━━━ DATA PROVIDED ━━━

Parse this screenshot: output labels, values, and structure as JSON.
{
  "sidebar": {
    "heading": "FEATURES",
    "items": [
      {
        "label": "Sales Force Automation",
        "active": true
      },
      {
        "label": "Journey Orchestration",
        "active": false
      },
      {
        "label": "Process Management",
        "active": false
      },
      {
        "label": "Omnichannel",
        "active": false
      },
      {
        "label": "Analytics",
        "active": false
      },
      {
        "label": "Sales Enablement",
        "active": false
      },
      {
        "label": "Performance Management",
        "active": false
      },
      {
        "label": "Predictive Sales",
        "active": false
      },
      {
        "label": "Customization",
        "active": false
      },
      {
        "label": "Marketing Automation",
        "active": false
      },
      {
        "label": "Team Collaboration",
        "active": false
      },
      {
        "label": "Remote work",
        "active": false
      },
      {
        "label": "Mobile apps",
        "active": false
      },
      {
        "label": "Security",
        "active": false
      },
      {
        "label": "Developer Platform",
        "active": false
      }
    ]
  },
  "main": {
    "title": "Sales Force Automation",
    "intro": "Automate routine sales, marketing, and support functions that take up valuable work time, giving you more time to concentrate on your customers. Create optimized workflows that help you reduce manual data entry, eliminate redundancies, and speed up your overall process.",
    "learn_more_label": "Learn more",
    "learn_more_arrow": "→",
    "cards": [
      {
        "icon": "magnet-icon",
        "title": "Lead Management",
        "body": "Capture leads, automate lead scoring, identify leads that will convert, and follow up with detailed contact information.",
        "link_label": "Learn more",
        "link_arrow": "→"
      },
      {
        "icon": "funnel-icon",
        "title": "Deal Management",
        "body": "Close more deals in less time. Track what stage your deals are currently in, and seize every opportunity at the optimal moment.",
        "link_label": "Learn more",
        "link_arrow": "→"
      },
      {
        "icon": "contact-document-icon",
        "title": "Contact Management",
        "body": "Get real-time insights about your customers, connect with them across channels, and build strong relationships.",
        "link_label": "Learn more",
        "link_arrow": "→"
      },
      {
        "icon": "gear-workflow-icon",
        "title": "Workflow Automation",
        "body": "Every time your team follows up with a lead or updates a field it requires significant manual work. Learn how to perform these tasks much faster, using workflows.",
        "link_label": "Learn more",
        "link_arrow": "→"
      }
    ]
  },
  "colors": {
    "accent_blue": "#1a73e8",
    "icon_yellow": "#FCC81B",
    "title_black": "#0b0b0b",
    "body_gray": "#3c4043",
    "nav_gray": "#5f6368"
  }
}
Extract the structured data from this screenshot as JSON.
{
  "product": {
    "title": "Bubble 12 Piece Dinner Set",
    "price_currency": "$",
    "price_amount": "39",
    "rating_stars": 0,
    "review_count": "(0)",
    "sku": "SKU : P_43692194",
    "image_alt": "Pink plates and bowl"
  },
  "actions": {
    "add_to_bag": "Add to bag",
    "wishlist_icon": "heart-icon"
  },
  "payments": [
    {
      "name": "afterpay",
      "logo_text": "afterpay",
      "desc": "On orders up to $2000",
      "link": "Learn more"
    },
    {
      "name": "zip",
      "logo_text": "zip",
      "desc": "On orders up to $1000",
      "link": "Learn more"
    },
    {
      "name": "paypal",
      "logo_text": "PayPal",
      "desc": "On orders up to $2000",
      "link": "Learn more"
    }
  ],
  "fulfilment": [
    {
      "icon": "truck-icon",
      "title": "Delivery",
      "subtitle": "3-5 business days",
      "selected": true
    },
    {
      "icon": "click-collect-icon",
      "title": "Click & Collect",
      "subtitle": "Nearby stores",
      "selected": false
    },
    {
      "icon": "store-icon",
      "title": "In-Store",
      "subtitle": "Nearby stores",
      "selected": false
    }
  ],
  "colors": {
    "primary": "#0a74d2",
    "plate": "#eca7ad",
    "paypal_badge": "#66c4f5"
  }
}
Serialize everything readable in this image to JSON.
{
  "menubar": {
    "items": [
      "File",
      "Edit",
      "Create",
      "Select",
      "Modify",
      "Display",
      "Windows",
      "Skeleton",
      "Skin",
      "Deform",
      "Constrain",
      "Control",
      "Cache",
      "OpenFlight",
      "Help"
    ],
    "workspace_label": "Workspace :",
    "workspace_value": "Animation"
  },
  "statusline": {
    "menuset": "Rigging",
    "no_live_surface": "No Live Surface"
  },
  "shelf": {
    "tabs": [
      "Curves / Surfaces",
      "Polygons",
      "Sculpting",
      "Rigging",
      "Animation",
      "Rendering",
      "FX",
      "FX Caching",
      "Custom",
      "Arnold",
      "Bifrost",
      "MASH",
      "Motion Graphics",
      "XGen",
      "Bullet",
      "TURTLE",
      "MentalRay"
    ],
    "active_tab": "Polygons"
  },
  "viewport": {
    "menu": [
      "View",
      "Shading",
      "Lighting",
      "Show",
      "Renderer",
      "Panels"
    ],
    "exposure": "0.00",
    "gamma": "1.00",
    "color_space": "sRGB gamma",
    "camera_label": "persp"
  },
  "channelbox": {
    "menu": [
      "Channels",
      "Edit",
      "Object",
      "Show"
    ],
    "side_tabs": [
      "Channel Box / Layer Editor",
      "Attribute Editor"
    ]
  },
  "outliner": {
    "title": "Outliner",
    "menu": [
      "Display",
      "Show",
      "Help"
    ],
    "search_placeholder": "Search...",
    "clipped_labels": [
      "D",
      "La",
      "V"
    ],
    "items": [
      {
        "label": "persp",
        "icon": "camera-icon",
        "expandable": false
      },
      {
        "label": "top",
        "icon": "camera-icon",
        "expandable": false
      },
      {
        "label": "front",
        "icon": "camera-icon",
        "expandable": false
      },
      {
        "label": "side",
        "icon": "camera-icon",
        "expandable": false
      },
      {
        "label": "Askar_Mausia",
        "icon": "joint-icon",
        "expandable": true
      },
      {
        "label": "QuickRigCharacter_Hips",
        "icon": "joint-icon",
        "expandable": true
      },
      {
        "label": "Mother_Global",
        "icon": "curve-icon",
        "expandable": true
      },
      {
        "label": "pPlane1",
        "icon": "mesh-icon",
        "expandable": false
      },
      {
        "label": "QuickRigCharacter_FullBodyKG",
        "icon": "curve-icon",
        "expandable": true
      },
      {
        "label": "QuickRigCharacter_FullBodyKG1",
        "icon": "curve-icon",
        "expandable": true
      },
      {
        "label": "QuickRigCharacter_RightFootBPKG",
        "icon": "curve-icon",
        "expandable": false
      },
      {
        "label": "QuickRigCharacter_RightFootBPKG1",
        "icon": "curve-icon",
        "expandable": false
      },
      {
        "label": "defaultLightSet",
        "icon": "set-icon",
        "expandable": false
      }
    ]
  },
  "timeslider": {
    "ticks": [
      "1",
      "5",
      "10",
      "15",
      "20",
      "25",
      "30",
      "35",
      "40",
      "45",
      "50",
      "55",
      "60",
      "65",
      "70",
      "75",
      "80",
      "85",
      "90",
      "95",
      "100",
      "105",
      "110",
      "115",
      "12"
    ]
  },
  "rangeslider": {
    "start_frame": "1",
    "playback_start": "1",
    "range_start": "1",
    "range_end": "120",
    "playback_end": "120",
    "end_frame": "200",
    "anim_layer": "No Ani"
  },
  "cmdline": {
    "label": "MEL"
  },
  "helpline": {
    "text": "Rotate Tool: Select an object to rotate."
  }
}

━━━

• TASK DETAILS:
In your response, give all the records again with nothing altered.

• PROBLEM SOLUTION:
Parse this screenshot: output labels, values, and structure as JSON.
{
  "sidebar": {
    "heading": "FEATURES",
    "items": [
      {
        "label": "Sales Force Automation",
        "active": true
      },
      {
        "label": "Journey Orchestration",
        "active": false
      },
      {
        "label": "Process Management",
        "active": false
      },
      {
        "label": "Omnichannel",
        "active": false
      },
      {
        "label": "Analytics",
        "active": false
      },
      {
        "label": "Sales Enablement",
        "active": false
      },
      {
        "label": "Performance Management",
        "active": false
      },
      {
        "label": "Predictive Sales",
        "active": false
      },
      {
        "label": "Customization",
        "active": false
      },
      {
        "label": "Marketing Automation",
        "active": false
      },
      {
        "label": "Team Collaboration",
        "active": false
      },
      {
        "label": "Remote work",
        "active": false
      },
      {
        "label": "Mobile apps",
        "active": false
      },
      {
        "label": "Security",
        "active": false
      },
      {
        "label": "Developer Platform",
        "active": false
      }
    ]
  },
  "main": {
    "title": "Sales Force Automation",
    "intro": "Automate routine sales, marketing, and support functions that take up valuable work time, giving you more time to concentrate on your customers. Create optimized workflows that help you reduce manual data entry, eliminate redundancies, and speed up your overall process.",
    "learn_more_label": "Learn more",
    "learn_more_arrow": "→",
    "cards": [
      {
        "icon": "magnet-icon",
        "title": "Lead Management",
        "body": "Capture leads, automate lead scoring, identify leads that will convert, and follow up with detailed contact information.",
        "link_label": "Learn more",
        "link_arrow": "→"
      },
      {
        "icon": "funnel-icon",
        "title": "Deal Management",
        "body": "Close more deals in less time. Track what stage your deals are currently in, and seize every opportunity at the optimal moment.",
        "link_label": "Learn more",
        "link_arrow": "→"
      },
      {
        "icon": "contact-document-icon",
        "title": "Contact Management",
        "body": "Get real-time insights about your customers, connect with them across channels, and build strong relationships.",
        "link_label": "Learn more",
        "link_arrow": "→"
      },
      {
        "icon": "gear-workflow-icon",
        "title": "Workflow Automation",
        "body": "Every time your team follows up with a lead or updates a field it requires significant manual work. Learn how to perform these tasks much faster, using workflows.",
        "link_label": "Learn more",
        "link_arrow": "→"
      }
    ]
  },
  "colors": {
    "accent_blue": "#1a73e8",
    "icon_yellow": "#FCC81B",
    "title_black": "#0b0b0b",
    "body_gray": "#3c4043",
    "nav_gray": "#5f6368"
  }
}
Extract the structured data from this screenshot as JSON.
{
  "product": {
    "title": "Bubble 12 Piece Dinner Set",
    "price_currency": "$",
    "price_amount": "39",
    "rating_stars": 0,
    "review_count": "(0)",
    "sku": "SKU : P_43692194",
    "image_alt": "Pink plates and bowl"
  },
  "actions": {
    "add_to_bag": "Add to bag",
    "wishlist_icon": "heart-icon"
  },
  "payments": [
    {
      "name": "afterpay",
      "logo_text": "afterpay",
      "desc": "On orders up to $2000",
      "link": "Learn more"
    },
    {
      "name": "zip",
      "logo_text": "zip",
      "desc": "On orders up to $1000",
      "link": "Learn more"
    },
    {
      "name": "paypal",
      "logo_text": "PayPal",
      "desc": "On orders up to $2000",
      "link": "Learn more"
    }
  ],
  "fulfilment": [
    {
      "icon": "truck-icon",
      "title": "Delivery",
      "subtitle": "3-5 business days",
      "selected": true
    },
    {
      "icon": "click-collect-icon",
      "title": "Click & Collect",
      "subtitle": "Nearby stores",
      "selected": false
    },
    {
      "icon": "store-icon",
      "title": "In-Store",
      "subtitle": "Nearby stores",
      "selected": false
    }
  ],
  "colors": {
    "primary": "#0a74d2",
    "plate": "#eca7ad",
    "paypal_badge": "#66c4f5"
  }
}
Serialize everything readable in this image to JSON.
{
  "menubar": {
    "items": [
      "File",
      "Edit",
      "Create",
      "Select",
      "Modify",
      "Display",
      "Windows",
      "Skeleton",
      "Skin",
      "Deform",
      "Constrain",
      "Control",
      "Cache",
      "OpenFlight",
      "Help"
    ],
    "workspace_label": "Workspace :",
    "workspace_value": "Animation"
  },
  "statusline": {
    "menuset": "Rigging",
    "no_live_surface": "No Live Surface"
  },
  "shelf": {
    "tabs": [
      "Curves / Surfaces",
      "Polygons",
      "Sculpting",
      "Rigging",
      "Animation",
      "Rendering",
      "FX",
      "FX Caching",
      "Custom",
      "Arnold",
      "Bifrost",
      "MASH",
      "Motion Graphics",
      "XGen",
      "Bullet",
      "TURTLE",
      "MentalRay"
    ],
    "active_tab": "Polygons"
  },
  "viewport": {
    "menu": [
      "View",
      "Shading",
      "Lighting",
      "Show",
      "Renderer",
      "Panels"
    ],
    "exposure": "0.00",
    "gamma": "1.00",
    "color_space": "sRGB gamma",
    "camera_label": "persp"
  },
  "channelbox": {
    "menu": [
      "Channels",
      "Edit",
      "Object",
      "Show"
    ],
    "side_tabs": [
      "Channel Box / Layer Editor",
      "Attribute Editor"
    ]
  },
  "outliner": {
    "title": "Outliner",
    "menu": [
      "Display",
      "Show",
      "Help"
    ],
    "search_placeholder": "Search...",
    "clipped_labels": [
      "D",
      "La",
      "V"
    ],
    "items": [
      {
        "label": "persp",
        "icon": "camera-icon",
        "expandable": false
      },
      {
        "label": "top",
        "icon": "camera-icon",
        "expandable": false
      },
      {
        "label": "front",
        "icon": "camera-icon",
        "expandable": false
      },
      {
        "label": "side",
        "icon": "camera-icon",
        "expandable": false
      },
      {
        "label": "Askar_Mausia",
        "icon": "joint-icon",
        "expandable": true
      },
      {
        "label": "QuickRigCharacter_Hips",
        "icon": "joint-icon",
        "expandable": true
      },
      {
        "label": "Mother_Global",
        "icon": "curve-icon",
        "expandable": true
      },
      {
        "label": "pPlane1",
        "icon": "mesh-icon",
        "expandable": false
      },
      {
        "label": "QuickRigCharacter_FullBodyKG",
        "icon": "curve-icon",
        "expandable": true
      },
      {
        "label": "QuickRigCharacter_FullBodyKG1",
        "icon": "curve-icon",
        "expandable": true
      },
      {
        "label": "QuickRigCharacter_RightFootBPKG",
        "icon": "curve-icon",
        "expandable": false
      },
      {
        "label": "QuickRigCharacter_RightFootBPKG1",
        "icon": "curve-icon",
        "expandable": false
      },
      {
        "label": "defaultLightSet",
        "icon": "set-icon",
        "expandable": false
      }
    ]
  },
  "timeslider": {
    "ticks": [
      "1",
      "5",
      "10",
      "15",
      "20",
      "25",
      "30",
      "35",
      "40",
      "45",
      "50",
      "55",
      "60",
      "65",
      "70",
      "75",
      "80",
      "85",
      "90",
      "95",
      "100",
      "105",
      "110",
      "115",
      "12"
    ]
  },
  "rangeslider": {
    "start_frame": "1",
    "playback_start": "1",
    "range_start": "1",
    "range_end": "120",
    "playback_end": "120",
    "end_frame": "200",
    "anim_layer": "No Ani"
  },
  "cmdline": {
    "label": "MEL"
  },
  "helpline": {
    "text": "Rotate Tool: Select an object to rotate."
  }
}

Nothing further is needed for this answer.